educational opportunities or benefits”; (3) that the
School receives federal funds; (4) that the School knew of
the harassment; (5) that the harassment occurred in one of
the School's programs or activities; and (6) that the
School “was deliberately indifferent to the harassment
such that its response (or lack thereof) is clearly
unreasonable in light of the known circumstances.”
Porto v. Town of Tewksbury, 488 F.3d 67, 72-73 (1st
Cir. 2007) (internal quotation marks omitted). The School
argues that it does not receive federal funds, and therefore
that Doe cannot state a claim under Title IX.
that receive federal assistance, whether directly or through
an intermediary, are recipients within the meaning of Title
IX . . . .” NCAA v. Smith, 525 U.S. 459, 468
(1999) [hereinafter Smith I]; Grove City Coll.
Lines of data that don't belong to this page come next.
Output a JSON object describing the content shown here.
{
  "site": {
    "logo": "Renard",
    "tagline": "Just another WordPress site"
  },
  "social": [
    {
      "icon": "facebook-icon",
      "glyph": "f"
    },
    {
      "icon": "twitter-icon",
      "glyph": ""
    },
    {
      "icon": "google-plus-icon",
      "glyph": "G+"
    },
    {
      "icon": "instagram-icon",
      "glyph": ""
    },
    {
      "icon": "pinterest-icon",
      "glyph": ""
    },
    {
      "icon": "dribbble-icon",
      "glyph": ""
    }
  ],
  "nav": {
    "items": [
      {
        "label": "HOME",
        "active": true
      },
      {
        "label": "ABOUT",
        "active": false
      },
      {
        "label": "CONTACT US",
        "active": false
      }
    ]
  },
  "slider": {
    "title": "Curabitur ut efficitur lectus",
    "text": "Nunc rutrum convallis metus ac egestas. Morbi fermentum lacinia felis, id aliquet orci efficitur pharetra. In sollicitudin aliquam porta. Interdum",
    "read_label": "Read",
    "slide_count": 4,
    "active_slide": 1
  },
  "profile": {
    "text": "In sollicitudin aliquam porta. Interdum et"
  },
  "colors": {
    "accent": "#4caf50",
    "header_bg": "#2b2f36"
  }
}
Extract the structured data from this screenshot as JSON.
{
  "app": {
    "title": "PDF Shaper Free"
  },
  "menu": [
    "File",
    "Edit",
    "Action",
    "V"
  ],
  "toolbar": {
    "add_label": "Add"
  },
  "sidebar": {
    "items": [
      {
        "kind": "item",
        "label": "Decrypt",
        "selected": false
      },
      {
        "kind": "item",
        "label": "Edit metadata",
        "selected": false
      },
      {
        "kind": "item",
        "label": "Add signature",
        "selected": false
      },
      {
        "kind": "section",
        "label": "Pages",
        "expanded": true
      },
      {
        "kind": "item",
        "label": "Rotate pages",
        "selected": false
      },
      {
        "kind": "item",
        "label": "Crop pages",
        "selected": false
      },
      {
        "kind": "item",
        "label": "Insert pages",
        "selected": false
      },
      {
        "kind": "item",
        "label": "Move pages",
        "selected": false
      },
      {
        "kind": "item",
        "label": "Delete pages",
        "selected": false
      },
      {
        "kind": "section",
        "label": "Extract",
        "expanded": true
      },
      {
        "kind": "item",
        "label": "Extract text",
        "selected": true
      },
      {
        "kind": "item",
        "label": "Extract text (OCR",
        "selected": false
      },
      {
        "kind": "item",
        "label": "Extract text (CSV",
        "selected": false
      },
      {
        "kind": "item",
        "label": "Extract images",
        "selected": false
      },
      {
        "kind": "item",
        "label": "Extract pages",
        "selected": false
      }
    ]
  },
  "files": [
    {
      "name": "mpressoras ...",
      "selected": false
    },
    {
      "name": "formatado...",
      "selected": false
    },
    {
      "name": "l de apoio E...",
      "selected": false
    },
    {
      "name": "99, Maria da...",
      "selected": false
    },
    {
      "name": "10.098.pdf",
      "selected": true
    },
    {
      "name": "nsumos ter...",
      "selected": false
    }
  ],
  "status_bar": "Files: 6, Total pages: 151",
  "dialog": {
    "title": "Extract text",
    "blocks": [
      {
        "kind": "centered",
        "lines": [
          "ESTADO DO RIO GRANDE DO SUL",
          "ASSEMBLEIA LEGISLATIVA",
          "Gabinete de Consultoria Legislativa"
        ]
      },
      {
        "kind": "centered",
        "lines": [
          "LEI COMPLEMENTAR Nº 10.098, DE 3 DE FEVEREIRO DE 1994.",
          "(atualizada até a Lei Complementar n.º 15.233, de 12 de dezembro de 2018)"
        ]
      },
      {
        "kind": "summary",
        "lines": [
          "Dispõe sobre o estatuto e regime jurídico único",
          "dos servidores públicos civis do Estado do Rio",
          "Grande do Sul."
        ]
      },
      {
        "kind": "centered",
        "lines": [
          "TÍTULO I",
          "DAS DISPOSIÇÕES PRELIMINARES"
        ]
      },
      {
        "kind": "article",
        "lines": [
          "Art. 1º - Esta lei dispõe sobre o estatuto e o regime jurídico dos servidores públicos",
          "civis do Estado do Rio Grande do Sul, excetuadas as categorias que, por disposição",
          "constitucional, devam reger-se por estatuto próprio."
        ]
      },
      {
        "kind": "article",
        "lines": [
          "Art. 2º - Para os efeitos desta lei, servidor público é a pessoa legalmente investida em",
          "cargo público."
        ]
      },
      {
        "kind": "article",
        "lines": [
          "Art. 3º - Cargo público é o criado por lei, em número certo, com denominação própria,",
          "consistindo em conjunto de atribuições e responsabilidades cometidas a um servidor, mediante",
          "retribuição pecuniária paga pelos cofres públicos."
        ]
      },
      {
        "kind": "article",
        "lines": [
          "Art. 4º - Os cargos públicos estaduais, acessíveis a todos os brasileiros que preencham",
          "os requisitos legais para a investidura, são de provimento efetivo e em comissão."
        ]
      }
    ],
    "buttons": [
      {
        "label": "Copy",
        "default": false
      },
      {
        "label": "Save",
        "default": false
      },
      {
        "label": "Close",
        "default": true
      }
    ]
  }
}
v. Bell, 465 U.S. 555, 564 (1984). In Grove City
College, the Court emphasized that the fact that the
institution received funds indirectly did not matter. 465
U.S. at 570-72. Indeed, the Court noted that even Grove City
College recognized “the problematic nature” of
the distinction between direct and indirect funds that it was
Although its interpretation . . . logically would exclude
from coverage under Title IX local school districts that
receive federal funds through state educational agencies,
see, e.g., 20 U.S.C. §§ 3801 et seq.,
Grove City wisely does not attempt to defend this result. In
fact, the College concedes that “[b]ecause federal
assistance is often passed through state agencies, this type
of indirect assistance leads to Title IX jurisdiction over
the education program or activity which ultimately receives
the assistance.” [citation omitted] Grove City has